Learn more about TrueShares Low Volatility Equity Income ETF (DIVZ) at www.truesharesetfs.com/divz.

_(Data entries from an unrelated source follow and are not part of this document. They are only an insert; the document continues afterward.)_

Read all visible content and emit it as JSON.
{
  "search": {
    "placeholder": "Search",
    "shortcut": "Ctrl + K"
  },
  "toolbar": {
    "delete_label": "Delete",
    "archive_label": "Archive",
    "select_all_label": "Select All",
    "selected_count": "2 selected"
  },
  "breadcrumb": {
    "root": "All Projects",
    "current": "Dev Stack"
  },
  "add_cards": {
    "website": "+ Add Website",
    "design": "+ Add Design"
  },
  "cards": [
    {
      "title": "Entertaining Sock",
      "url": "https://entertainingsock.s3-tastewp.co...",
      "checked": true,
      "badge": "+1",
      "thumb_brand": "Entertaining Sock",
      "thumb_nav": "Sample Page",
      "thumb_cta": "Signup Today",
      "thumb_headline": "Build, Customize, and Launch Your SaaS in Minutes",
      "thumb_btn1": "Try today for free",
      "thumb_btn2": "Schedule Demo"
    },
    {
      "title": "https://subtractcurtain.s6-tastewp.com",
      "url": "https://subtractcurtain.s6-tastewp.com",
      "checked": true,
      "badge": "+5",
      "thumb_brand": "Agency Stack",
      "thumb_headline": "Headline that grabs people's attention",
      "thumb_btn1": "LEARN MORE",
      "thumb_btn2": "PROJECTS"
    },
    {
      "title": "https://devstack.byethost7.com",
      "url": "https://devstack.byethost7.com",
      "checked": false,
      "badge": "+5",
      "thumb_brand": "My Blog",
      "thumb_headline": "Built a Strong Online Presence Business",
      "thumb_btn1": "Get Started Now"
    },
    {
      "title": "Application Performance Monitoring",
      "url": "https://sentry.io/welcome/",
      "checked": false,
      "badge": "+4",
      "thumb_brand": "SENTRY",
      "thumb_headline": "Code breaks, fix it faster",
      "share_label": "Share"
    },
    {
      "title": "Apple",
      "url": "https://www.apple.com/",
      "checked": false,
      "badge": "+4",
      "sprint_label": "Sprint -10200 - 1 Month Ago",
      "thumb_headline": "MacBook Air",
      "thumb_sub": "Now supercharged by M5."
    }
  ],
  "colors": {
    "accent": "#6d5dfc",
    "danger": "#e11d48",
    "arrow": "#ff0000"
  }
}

TrueShares Low Volatility Equity Income ETF is also subject to the following risk: As an ETF, the Fund is exposed to the additional risks, including: (1) concentration risk associated with Authorized Participants, market makers, and liquidity providers; (2) costs risks associated with the frequent buying or selling of Fund shares; (3) market prices may differ than the Fund’s net asset value; and (4) liquidity risk due to a potential lack of trading volume. Dividend Paying Security Risk. Securities that pay high dividends as a group can fall out of favor with the market, causing these companies to underperform companies that do not pay high dividends. Dividends may also be reduced or discontinued. Equity Market Risk. Common stocks are susceptible to general stock market fluctuations and to volatile increases and decreases in value as market confidence in and perceptions of their issuers change based on various and unpredictable factors including but not limited to: expectations regarding government, economic, monetary and fiscal policies; inflation and interest rates; economic expansion or contraction; and global or regional political, economic and banking crises. Market Capitalization Risk.  The Fund may invest is securities across all market cap ranges. The securities of large-capitalization companies may be relatively mature compared to smaller companies and therefore subject to slower growth during times of economic expansion and may also be unable to respond quickly to new competitive challenges, such as changes in technology and consumer tastes. The securities of mid-capitalization companies may be more vulnerable to adverse issuer, market, political, or economic developments than securities of large-capitalization companies and generally trade in lower volumes and are subject to greater and more unpredictable price changes than large capitalization stocks. The securities of small-capitalization companies may be more vulnerable to adverse issuer, market, political, or economic developments than securities of large- or mid-capitalization companies and generally trade in lower volumes and are subject to greater and more unpredictable price changes than large- or mid-capitalization stocks. Depositary Receipts Risk. American Depositary Receipts (“ADRs”) have risks similar to those of foreign securities (political and economic conditions, changes in the exchange rates, etc.) and entitle the holder to all dividends and capital gains that are paid out on the underlying foreign shares.